WORK TO COMPLETE>
For each line in the data that includes "title", make a copy.

Items from a data source:

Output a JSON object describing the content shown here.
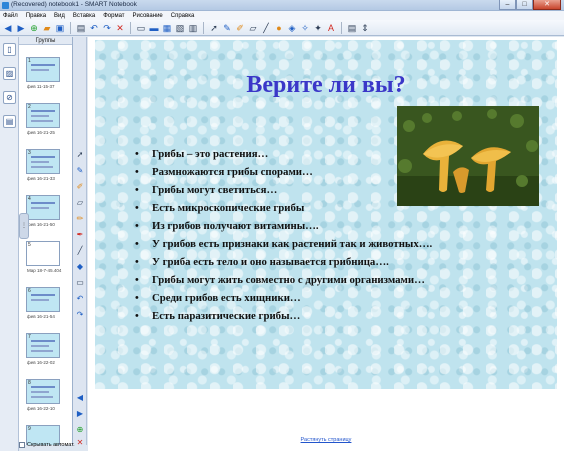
{
  "window": {
    "title": "(Recovered) notebook1 - SMART Notebook",
    "controls": {
      "minimize": "–",
      "maximize": "□",
      "close": "✕"
    }
  },
  "menu": [
    "Файл",
    "Правка",
    "Вид",
    "Вставка",
    "Формат",
    "Рисование",
    "Справка"
  ],
  "toolbar": {
    "icons": [
      "arrow-left-icon",
      "arrow-right-icon",
      "add-page-icon",
      "open-icon",
      "save-icon",
      "paste-icon",
      "undo-icon",
      "redo-icon",
      "delete-icon",
      "screen-shade-icon",
      "display-icon",
      "document-camera-icon",
      "capture-icon",
      "table-icon",
      "select-icon",
      "pen-icon",
      "creative-pen-icon",
      "eraser-icon",
      "line-icon",
      "shape-icon",
      "fill-icon",
      "magic-pen-icon",
      "text-icon",
      "properties-icon",
      "more-icon"
    ]
  },
  "sorter": {
    "header": "Группы",
    "thumbs": [
      {
        "num": "1",
        "label": "фев 11-15-37"
      },
      {
        "num": "2",
        "label": "фев 16-21-25"
      },
      {
        "num": "3",
        "label": "фев 16-21-33"
      },
      {
        "num": "4",
        "label": "фев 16-21-50"
      },
      {
        "num": "5",
        "label": "Мар 18-7-45.404"
      },
      {
        "num": "6",
        "label": "фев 16-21-54"
      },
      {
        "num": "7",
        "label": "фев 16-22-02"
      },
      {
        "num": "8",
        "label": "фев 16-22-10"
      },
      {
        "num": "9",
        "label": ""
      }
    ],
    "autohide_label": "Скрывать автомат."
  },
  "slide": {
    "title": "Верите ли вы?",
    "bullets": [
      "Грибы – это растения…",
      "Размножаются грибы спорами…",
      "Грибы могут светиться…",
      "Есть микроскопические грибы",
      "Из грибов получают витамины….",
      "У грибов есть признаки как растений так и животных….",
      "У гриба есть тело и оно называется грибница….",
      "Грибы могут жить  совместно с другими организмами…",
      "Среди грибов есть хищники…",
      "Есть паразитические грибы…"
    ],
    "photo_subject": "chanterelle mushrooms"
  },
  "canvas": {
    "expand_link": "Растянуть страницу"
  },
  "colors": {
    "title": "#3b37c8",
    "slide_bg": "#bfe3ee",
    "mushroom": "#e9b23a"
  }
}
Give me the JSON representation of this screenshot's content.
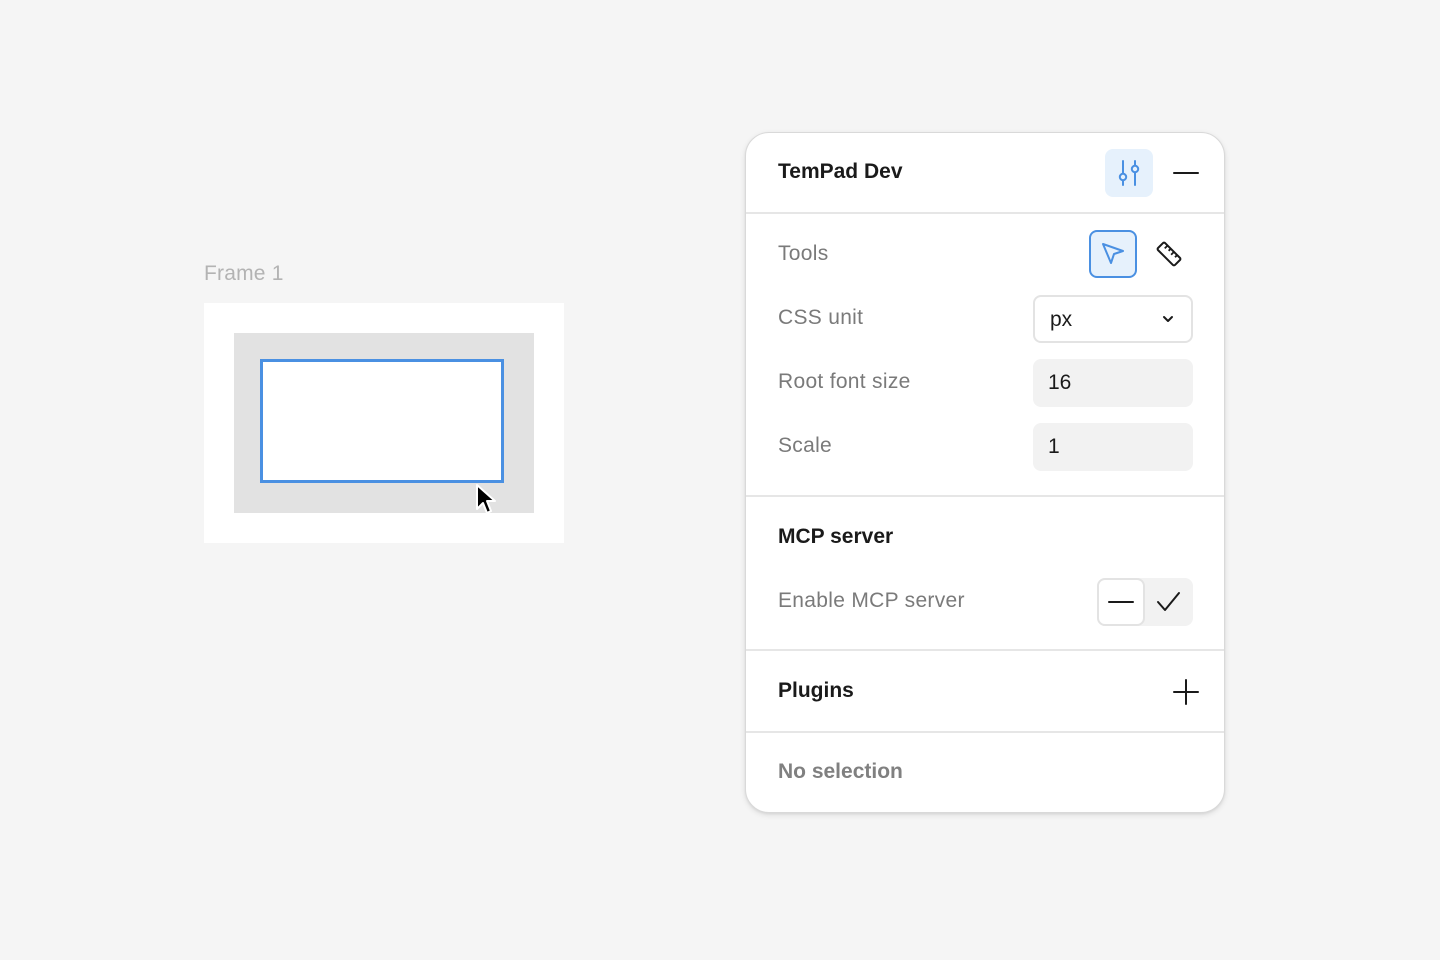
{
  "canvas": {
    "frame_label": "Frame 1"
  },
  "panel": {
    "title": "TemPad Dev",
    "header_icons": {
      "preferences": "sliders-icon",
      "minimize": "minus-icon"
    },
    "preferences": {
      "tools_label": "Tools",
      "tools": [
        {
          "name": "select",
          "icon": "pointer-icon",
          "active": true
        },
        {
          "name": "measure",
          "icon": "ruler-icon",
          "active": false
        }
      ],
      "css_unit_label": "CSS unit",
      "css_unit_value": "px",
      "root_font_size_label": "Root font size",
      "root_font_size_value": "16",
      "scale_label": "Scale",
      "scale_value": "1"
    },
    "mcp": {
      "title": "MCP server",
      "enable_label": "Enable MCP server",
      "enabled": false
    },
    "plugins": {
      "title": "Plugins",
      "add_icon": "plus-icon"
    },
    "inspect": {
      "empty_text": "No selection"
    }
  },
  "colors": {
    "accent": "#4a90e2",
    "accent_bg": "#e6f1fc",
    "canvas_bg": "#f5f5f5",
    "muted_text": "#7a7a7a"
  }
}
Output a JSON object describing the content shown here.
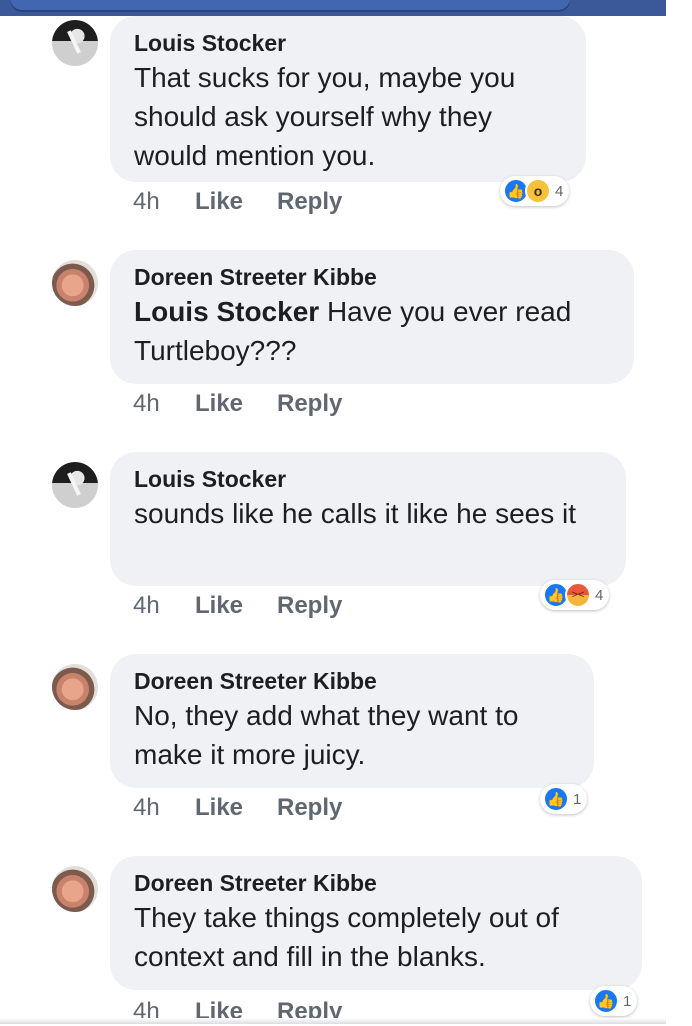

SOLUTION TO THIS EXERCISE>
    "title": "(Recovered) notebook1 - SMART Notebook",
    "title": "Верите ли вы?",
    "title": "#3b37c8",
    "title": "TemPad Dev",
      "title": "MCP server",
      "title": "Plugins",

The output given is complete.